Assigned task => Return each line of the entries that mentions the word "subtitle".

Dataset rows describing interfaces =>
+ + + + +

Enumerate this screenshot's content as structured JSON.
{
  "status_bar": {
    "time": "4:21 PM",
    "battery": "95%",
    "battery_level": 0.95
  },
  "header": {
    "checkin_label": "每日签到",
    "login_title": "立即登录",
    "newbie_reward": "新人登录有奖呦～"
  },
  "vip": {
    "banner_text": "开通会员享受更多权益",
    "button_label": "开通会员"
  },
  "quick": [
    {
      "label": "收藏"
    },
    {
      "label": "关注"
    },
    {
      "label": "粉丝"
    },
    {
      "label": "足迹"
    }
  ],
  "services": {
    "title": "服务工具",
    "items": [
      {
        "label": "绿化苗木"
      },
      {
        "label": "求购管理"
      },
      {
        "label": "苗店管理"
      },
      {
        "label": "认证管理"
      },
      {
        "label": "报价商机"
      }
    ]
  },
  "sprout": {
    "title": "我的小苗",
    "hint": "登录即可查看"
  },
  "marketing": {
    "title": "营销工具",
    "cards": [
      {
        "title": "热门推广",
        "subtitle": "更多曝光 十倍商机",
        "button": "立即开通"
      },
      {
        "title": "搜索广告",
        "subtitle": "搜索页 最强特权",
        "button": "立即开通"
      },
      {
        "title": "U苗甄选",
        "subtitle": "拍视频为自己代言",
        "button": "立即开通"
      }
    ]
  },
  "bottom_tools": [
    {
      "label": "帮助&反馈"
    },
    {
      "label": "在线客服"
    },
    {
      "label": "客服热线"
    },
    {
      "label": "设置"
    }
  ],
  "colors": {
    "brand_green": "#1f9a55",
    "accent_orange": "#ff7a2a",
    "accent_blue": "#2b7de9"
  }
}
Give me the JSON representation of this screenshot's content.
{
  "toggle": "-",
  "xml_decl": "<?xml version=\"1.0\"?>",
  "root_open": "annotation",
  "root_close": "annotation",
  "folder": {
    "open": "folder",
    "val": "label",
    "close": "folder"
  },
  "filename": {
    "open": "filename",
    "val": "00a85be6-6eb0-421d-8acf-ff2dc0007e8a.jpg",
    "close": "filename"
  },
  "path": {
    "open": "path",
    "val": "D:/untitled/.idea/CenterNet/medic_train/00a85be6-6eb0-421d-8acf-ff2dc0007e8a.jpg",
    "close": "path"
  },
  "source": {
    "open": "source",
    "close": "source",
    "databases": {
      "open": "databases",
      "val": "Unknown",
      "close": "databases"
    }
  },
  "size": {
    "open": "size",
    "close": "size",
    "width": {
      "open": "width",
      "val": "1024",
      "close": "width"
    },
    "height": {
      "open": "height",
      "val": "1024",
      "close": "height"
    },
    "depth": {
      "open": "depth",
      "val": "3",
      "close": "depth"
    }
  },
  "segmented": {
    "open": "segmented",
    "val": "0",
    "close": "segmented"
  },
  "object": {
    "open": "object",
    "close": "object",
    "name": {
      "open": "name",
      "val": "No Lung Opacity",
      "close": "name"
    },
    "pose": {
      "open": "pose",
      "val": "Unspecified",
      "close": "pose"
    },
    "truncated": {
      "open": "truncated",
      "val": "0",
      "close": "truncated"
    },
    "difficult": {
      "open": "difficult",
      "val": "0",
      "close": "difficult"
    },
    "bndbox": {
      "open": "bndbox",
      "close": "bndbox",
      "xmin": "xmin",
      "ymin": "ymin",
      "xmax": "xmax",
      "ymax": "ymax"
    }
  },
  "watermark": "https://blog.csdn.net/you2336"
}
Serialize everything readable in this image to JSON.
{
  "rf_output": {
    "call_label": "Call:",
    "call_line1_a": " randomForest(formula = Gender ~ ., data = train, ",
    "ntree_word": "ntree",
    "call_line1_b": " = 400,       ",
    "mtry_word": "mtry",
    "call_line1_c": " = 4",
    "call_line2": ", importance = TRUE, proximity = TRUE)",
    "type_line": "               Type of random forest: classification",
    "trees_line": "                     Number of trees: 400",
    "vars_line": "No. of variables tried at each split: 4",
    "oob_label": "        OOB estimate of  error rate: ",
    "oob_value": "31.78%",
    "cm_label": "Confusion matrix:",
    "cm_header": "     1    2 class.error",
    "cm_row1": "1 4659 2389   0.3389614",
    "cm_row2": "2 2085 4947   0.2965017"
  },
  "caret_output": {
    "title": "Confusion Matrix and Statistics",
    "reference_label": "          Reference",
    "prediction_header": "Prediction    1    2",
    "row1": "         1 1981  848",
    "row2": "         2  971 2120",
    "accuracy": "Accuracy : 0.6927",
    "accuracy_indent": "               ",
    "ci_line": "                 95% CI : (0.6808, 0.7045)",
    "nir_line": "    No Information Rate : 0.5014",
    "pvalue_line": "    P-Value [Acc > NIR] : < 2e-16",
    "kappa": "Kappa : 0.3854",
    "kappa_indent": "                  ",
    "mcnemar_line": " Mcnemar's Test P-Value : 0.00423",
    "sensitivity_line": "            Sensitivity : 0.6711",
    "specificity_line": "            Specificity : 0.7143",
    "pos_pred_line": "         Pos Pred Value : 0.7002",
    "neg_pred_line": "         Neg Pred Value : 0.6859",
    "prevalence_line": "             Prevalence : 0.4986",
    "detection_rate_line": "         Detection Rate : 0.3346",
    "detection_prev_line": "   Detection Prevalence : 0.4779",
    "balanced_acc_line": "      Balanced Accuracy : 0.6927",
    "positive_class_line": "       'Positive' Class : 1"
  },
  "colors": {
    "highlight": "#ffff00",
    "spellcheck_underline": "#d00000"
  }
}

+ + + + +

Exercise answer =>
        "subtitle": "更多曝光 十倍商机",
        "subtitle": "搜索页 最强特权",
        "subtitle": "拍视频为自己代言",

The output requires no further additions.